──────── Extracted data ────────

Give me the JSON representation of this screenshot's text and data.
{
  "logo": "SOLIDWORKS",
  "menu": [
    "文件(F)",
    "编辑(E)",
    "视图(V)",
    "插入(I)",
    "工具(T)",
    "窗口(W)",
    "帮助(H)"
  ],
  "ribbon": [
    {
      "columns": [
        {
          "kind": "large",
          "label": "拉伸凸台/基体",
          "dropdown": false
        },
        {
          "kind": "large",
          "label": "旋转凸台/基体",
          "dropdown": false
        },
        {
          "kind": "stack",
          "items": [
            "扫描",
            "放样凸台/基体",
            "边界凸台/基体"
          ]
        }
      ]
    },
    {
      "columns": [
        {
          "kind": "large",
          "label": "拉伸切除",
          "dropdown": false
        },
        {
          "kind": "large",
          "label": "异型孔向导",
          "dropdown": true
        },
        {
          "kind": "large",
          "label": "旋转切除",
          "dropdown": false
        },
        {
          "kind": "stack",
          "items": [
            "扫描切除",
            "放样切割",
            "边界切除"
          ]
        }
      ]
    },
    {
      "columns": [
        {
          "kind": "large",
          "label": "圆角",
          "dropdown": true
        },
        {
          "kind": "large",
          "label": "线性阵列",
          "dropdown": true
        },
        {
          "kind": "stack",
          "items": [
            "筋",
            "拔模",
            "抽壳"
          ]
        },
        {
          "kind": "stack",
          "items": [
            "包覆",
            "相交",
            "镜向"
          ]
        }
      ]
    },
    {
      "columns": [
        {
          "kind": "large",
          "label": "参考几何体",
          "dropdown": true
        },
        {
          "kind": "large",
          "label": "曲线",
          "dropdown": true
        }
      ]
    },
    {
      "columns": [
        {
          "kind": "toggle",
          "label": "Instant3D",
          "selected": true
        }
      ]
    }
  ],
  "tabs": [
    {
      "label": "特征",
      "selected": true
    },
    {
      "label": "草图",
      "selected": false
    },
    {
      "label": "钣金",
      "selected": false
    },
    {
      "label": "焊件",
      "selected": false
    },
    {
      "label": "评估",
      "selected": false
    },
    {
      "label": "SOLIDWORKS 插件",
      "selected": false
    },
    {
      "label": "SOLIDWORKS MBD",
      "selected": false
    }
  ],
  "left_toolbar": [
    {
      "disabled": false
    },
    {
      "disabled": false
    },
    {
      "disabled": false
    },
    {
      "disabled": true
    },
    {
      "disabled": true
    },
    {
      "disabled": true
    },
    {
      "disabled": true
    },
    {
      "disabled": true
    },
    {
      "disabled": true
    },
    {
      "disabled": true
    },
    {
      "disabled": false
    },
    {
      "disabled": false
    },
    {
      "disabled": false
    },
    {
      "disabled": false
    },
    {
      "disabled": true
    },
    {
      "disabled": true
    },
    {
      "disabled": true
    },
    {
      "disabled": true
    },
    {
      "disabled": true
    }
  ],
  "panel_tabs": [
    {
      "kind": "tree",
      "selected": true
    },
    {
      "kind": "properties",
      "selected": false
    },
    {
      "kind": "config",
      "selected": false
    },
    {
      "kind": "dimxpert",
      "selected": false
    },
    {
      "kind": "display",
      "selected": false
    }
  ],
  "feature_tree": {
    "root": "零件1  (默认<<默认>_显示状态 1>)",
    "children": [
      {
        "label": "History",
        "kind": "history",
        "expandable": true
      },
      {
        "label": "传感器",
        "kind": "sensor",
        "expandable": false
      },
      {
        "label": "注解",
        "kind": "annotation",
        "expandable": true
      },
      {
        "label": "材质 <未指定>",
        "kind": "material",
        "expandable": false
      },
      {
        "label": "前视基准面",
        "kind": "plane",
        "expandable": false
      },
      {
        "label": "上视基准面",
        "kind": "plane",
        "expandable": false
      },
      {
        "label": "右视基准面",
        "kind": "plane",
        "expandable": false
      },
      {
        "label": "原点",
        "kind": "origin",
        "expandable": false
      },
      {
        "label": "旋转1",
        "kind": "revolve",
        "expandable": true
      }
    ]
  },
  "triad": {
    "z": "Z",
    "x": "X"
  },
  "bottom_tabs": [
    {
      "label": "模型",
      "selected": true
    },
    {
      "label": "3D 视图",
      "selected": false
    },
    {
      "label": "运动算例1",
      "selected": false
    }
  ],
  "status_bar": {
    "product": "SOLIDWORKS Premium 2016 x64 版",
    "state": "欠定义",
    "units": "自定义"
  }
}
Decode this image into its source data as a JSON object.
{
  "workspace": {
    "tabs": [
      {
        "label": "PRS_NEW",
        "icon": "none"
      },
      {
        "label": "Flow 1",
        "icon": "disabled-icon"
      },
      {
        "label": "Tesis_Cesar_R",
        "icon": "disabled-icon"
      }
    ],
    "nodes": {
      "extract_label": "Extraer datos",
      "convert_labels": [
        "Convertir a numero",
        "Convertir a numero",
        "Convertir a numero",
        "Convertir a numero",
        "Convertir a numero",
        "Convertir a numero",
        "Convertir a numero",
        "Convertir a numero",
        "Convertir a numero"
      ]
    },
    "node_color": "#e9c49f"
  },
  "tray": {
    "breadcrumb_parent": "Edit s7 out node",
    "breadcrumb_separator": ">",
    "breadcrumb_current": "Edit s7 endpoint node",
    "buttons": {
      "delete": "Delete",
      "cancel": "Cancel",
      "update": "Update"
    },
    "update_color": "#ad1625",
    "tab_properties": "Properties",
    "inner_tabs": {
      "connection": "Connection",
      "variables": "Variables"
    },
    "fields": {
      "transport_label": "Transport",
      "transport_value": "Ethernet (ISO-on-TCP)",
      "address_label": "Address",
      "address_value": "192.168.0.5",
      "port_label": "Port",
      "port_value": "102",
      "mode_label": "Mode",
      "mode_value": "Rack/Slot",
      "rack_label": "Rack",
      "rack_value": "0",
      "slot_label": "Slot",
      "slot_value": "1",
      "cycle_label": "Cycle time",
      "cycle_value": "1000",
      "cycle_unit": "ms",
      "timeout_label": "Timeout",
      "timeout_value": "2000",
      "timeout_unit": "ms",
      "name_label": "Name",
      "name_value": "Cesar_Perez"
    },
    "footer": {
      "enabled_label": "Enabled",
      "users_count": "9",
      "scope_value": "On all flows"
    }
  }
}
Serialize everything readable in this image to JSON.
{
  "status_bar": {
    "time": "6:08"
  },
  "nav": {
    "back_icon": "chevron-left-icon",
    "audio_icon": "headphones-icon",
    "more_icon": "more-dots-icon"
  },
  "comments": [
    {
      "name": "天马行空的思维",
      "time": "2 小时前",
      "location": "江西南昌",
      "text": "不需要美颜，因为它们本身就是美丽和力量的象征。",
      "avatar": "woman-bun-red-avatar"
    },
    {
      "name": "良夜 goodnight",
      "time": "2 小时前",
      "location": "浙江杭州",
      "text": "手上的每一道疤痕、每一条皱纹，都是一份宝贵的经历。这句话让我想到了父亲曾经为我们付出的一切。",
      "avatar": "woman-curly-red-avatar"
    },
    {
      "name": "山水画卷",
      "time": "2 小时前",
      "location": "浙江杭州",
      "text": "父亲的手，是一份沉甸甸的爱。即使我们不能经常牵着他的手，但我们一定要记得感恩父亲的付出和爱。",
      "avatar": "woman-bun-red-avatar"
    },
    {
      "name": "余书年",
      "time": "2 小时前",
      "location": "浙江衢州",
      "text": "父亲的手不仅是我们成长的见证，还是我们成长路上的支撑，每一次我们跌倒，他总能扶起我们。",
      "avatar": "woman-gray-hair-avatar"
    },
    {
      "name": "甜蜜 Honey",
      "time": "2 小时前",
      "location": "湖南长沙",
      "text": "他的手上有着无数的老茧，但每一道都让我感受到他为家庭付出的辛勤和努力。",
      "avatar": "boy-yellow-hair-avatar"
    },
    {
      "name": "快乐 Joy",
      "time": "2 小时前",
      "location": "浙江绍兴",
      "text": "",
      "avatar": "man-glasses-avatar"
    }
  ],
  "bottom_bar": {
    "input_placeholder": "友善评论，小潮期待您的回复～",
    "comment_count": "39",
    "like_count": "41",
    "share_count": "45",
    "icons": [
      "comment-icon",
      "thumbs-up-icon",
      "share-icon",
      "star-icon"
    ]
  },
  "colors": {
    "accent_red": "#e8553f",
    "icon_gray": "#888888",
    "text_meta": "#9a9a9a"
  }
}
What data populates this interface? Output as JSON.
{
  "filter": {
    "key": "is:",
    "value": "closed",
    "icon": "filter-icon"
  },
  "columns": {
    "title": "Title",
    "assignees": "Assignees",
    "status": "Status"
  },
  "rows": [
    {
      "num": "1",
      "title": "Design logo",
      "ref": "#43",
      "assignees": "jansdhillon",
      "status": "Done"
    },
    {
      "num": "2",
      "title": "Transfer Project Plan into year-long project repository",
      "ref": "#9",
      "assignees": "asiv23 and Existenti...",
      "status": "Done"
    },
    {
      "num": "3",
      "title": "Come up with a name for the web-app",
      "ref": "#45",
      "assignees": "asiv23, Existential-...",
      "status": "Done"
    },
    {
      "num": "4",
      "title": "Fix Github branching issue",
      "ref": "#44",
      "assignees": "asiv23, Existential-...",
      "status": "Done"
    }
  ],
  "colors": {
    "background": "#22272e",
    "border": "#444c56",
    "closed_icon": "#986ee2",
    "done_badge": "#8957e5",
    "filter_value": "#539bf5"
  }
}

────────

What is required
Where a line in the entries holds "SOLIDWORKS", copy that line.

Reply
  "logo": "SOLIDWORKS",
      "label": "SOLIDWORKS 插件",
      "label": "SOLIDWORKS MBD",
    "product": "SOLIDWORKS Premium 2016 x64 版",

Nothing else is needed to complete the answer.